• [Your objective]:
To complete the exercise, repeat every record exactly as it stands.

• [Available data]:

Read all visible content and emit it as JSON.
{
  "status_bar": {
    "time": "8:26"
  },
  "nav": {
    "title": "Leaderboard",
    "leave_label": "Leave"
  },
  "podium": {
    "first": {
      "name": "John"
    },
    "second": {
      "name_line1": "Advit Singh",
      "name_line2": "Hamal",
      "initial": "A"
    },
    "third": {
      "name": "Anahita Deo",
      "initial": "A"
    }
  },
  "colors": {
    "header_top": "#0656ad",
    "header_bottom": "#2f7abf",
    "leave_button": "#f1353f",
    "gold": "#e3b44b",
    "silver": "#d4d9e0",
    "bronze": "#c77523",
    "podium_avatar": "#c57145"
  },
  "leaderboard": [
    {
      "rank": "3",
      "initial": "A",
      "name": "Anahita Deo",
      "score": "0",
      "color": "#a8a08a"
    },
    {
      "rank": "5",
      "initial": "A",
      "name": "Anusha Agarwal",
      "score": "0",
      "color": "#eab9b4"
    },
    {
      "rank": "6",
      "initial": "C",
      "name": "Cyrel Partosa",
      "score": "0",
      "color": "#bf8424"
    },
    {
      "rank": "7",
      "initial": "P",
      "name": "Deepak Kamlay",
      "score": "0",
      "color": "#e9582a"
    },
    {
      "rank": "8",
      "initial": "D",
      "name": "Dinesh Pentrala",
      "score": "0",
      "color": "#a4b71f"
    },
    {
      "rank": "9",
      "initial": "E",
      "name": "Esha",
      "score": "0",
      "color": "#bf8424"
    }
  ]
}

• [Solution to this exercise]:
Read all visible content and emit it as JSON.
{
  "status_bar": {
    "time": "8:26"
  },
  "nav": {
    "title": "Leaderboard",
    "leave_label": "Leave"
  },
  "podium": {
    "first": {
      "name": "John"
    },
    "second": {
      "name_line1": "Advit Singh",
      "name_line2": "Hamal",
      "initial": "A"
    },
    "third": {
      "name": "Anahita Deo",
      "initial": "A"
    }
  },
  "colors": {
    "header_top": "#0656ad",
    "header_bottom": "#2f7abf",
    "leave_button": "#f1353f",
    "gold": "#e3b44b",
    "silver": "#d4d9e0",
    "bronze": "#c77523",
    "podium_avatar": "#c57145"
  },
  "leaderboard": [
    {
      "rank": "3",
      "initial": "A",
      "name": "Anahita Deo",
      "score": "0",
      "color": "#a8a08a"
    },
    {
      "rank": "5",
      "initial": "A",
      "name": "Anusha Agarwal",
      "score": "0",
      "color": "#eab9b4"
    },
    {
      "rank": "6",
      "initial": "C",
      "name": "Cyrel Partosa",
      "score": "0",
      "color": "#bf8424"
    },
    {
      "rank": "7",
      "initial": "P",
      "name": "Deepak Kamlay",
      "score": "0",
      "color": "#e9582a"
    },
    {
      "rank": "8",
      "initial": "D",
      "name": "Dinesh Pentrala",
      "score": "0",
      "color": "#a4b71f"
    },
    {
      "rank": "9",
      "initial": "E",
      "name": "Esha",
      "score": "0",
      "color": "#bf8424"
    }
  ]
}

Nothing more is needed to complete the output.